Exercise materials: Begin
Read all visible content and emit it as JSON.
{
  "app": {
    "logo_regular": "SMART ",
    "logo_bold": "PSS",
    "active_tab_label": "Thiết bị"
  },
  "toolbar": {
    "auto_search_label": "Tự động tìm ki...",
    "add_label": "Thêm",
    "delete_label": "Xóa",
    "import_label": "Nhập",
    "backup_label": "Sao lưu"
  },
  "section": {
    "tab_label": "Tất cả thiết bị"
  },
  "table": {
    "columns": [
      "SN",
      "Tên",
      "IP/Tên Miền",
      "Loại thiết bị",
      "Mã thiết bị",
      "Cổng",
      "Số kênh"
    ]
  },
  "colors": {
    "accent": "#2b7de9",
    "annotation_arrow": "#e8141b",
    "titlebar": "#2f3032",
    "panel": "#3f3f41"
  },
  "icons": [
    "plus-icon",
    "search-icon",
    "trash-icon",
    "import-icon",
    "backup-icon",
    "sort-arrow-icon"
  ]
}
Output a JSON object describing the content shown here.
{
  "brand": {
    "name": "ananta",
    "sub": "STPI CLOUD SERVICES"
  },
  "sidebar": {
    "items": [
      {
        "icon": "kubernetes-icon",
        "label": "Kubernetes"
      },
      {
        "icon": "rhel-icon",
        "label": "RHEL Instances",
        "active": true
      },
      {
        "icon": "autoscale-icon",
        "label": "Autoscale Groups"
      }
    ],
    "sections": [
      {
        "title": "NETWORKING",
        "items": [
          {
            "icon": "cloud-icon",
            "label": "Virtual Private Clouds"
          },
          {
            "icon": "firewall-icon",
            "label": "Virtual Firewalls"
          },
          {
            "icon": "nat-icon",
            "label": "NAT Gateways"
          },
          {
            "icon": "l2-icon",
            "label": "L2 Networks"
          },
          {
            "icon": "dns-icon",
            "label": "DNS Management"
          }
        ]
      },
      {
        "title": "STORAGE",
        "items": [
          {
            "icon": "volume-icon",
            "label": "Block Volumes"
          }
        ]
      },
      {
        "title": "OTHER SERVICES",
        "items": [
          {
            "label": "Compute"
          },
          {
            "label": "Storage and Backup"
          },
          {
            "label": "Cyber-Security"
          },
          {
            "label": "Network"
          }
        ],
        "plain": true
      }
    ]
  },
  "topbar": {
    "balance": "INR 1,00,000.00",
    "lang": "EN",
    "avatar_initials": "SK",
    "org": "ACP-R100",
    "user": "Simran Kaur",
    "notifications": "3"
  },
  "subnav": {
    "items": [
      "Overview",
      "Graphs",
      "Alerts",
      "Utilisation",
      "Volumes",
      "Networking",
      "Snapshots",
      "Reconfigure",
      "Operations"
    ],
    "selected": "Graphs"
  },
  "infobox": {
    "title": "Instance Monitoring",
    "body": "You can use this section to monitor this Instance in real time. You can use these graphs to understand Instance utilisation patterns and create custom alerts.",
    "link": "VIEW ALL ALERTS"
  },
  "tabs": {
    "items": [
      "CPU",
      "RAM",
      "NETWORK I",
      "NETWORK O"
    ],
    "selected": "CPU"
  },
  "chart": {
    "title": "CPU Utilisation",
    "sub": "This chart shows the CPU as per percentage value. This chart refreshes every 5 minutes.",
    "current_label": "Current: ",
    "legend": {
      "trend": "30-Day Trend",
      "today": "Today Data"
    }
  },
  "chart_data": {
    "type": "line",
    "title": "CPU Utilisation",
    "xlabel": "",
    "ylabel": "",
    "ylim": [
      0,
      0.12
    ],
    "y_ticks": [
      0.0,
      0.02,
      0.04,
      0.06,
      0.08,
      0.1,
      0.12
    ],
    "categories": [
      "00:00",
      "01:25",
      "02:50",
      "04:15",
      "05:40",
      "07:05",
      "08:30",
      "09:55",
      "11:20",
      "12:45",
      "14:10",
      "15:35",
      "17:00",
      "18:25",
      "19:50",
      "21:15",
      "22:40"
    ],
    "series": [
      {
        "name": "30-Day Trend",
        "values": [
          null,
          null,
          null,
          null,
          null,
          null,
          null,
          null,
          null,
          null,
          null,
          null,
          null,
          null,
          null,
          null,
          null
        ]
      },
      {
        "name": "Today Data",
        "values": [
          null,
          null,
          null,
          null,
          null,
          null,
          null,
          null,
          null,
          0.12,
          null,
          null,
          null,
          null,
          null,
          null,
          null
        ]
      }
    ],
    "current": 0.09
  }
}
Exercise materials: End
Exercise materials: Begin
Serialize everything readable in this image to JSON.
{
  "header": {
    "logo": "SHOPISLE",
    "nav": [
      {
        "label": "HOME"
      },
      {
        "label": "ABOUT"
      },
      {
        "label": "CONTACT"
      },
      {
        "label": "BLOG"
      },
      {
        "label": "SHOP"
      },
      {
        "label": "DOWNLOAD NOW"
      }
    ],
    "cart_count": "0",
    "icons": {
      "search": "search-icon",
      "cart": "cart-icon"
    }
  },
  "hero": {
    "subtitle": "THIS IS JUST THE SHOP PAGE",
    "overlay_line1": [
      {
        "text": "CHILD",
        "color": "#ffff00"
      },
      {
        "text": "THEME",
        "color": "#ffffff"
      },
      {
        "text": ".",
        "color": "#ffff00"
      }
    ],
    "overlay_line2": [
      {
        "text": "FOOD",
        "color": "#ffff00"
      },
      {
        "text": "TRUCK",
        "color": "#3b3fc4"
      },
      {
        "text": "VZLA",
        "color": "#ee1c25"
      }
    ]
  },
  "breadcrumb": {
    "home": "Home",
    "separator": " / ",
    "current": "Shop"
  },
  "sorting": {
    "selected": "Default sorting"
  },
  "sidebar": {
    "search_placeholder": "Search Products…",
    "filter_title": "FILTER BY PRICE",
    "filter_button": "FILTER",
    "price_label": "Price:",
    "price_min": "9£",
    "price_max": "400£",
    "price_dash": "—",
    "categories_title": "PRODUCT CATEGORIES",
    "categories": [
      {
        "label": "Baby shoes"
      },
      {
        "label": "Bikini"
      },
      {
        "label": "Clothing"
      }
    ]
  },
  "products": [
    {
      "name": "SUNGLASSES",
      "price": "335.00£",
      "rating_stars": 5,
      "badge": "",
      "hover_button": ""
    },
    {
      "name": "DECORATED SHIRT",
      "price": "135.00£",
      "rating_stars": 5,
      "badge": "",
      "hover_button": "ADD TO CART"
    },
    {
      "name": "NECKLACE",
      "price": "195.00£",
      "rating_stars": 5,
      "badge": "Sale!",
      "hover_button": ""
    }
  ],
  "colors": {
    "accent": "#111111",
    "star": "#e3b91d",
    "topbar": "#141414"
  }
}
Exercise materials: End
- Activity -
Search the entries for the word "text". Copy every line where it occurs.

- Response -
        "text": "CHILD",
        "text": "THEME",
        "text": ".",
        "text": "FOOD",
        "text": "TRUCK",
        "text": "VZLA",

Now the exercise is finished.